If your HIV+ partner is taking anti-HIV medications, that helps him and protects you. Less virus in his bloodstream makes him far less contagious. The first large study said that the risk of catching HIV from a treated person drops 96%. There were some holes in the study: nearly everyone in the study was heterosexual and married, so would the results translate for gay men? In this year’s newer PARTNER study, about a third of the people living with HIV were gay men, and none of their partners got infected either.
•Best case: taking anti-HIV treatment is something many positive guys are already doing .
•No guarantees: there’s no way to see if the other guy is taking his treatment the way you could check for a condom. Once they’re off the meds, the drugs start draining out of their system, and that means you’re not protected anymore.
Test twice, talk, and trust
This is not the same as only hooking up with guys you think are HIV-negative. Here, you take an HIV test with your partner, and discuss whether you’re both comfortable having a “closed” relationship (or open only with protection). If you both are, you test again to confirm neither had a new HIV infection that the first test missed, and then you may choose to take the condoms off.
•Best case: Many guys have been using this strategy for years (including me), and it appears to work for those who follow all the steps.
•No guarantees: If you do allow “playing,” remember that condoms protect better against HIV than against some other STDs that are easier to transmit. Also, once you’re in the habit of condomless sex at home, it may be harder to stick to your pledge of protected playing outside.
Whichever safer selfie method you choose, if something goes wrong and you realize you’ve been exposed to HIV, there’s one more option. If you get on a six-week prescription of anti-HIV medicines right away (“post-exposure”), you can often stop the virus from “latching on.”
•Best case: Officially, you have 72 hours to start treatment, and your odds of becoming HIV+ drop by about three-quarters.
•No guarantees: Don’t take the deadline too literally, and wait out the whole weekend.
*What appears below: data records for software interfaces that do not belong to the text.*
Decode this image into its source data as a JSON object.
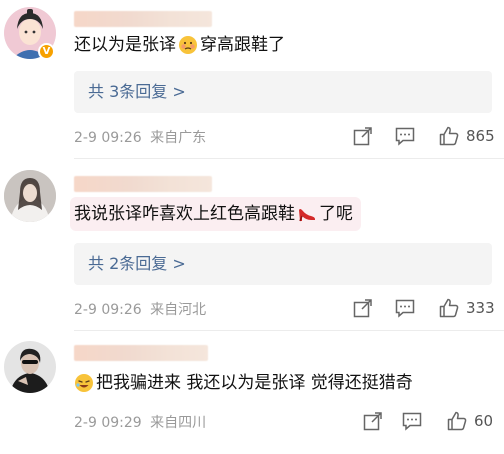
{
  "comments": [
    {
      "text_before": "还以为是张译",
      "emoji": "flushed-face-emoji",
      "text_after": "穿高跟鞋了",
      "replies_label": "共 3条回复 >",
      "date": "2-9 09:26",
      "location": "来自广东",
      "likes": "865",
      "verified_badge": "V"
    },
    {
      "text_before": "我说张译咋喜欢上红色高跟鞋",
      "emoji": "high-heel-emoji",
      "text_after": "了呢",
      "replies_label": "共 2条回复 >",
      "date": "2-9 09:26",
      "location": "来自河北",
      "likes": "333"
    },
    {
      "emoji": "laughing-face-emoji",
      "text_after": "把我骗进来 我还以为是张译 觉得还挺猎奇",
      "date": "2-9 09:29",
      "location": "来自四川",
      "likes": "60"
    }
  ],
  "colors": {
    "link": "#4a6a94",
    "meta": "#9a9a9a",
    "highlight_bg": "#fbeef1",
    "badge": "#f7a100"
  }
}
The same studies show that the earlier you start PEP, the better the protection.
Why choose any option?
Maybe you just don’t consider staying HIV-free that important anymore. If and when you catch it, you’ll just take a pill a day, and live forever. Well, you’re not entirely wrong, but there’s more to it than that.
•Best case: If keep to your doctor’s appointments and take your medicines faithfully, you can live a long life these days with HIV. Some studies predict that people can live with HIV for three or four decades, or even up to 53 years. I’ve never been as hopeful for my friends and community as I am these days.
•No guarantees: HIV treatments still cause side effects, from the unpleasant and common ones (diarrhea, fatigue, sleeplessness) to the silent bodily changes that can add up over time to cause other serious health problems in some people to trigger cardiac events, kidney failure, liver failure, and bone fractures. Then there’s our community’s dirty little secret of stigma: some guys still act as if HIV makes you sexually radioactive. If you’re HIV-negative now, life’s probably easier if you can stay that way.
Whichever safer option you choose, the best thing you can do is just to make a choice. Condomless sex is up 20% among gay men over the past five years. HIV is still causing the equivalent of five "9-11s" in U.S. deaths each year. Almost all new HIV infections are happening to guys who aren't following any of these strategies.
So pick one, stick to it, and make a safer selfie.
Stephen Fallon is the President of Skills4, a healthcare consulting firm that provides services to CDC and HRSA funded providers, primarily gay- or minority-based agencies and clinics.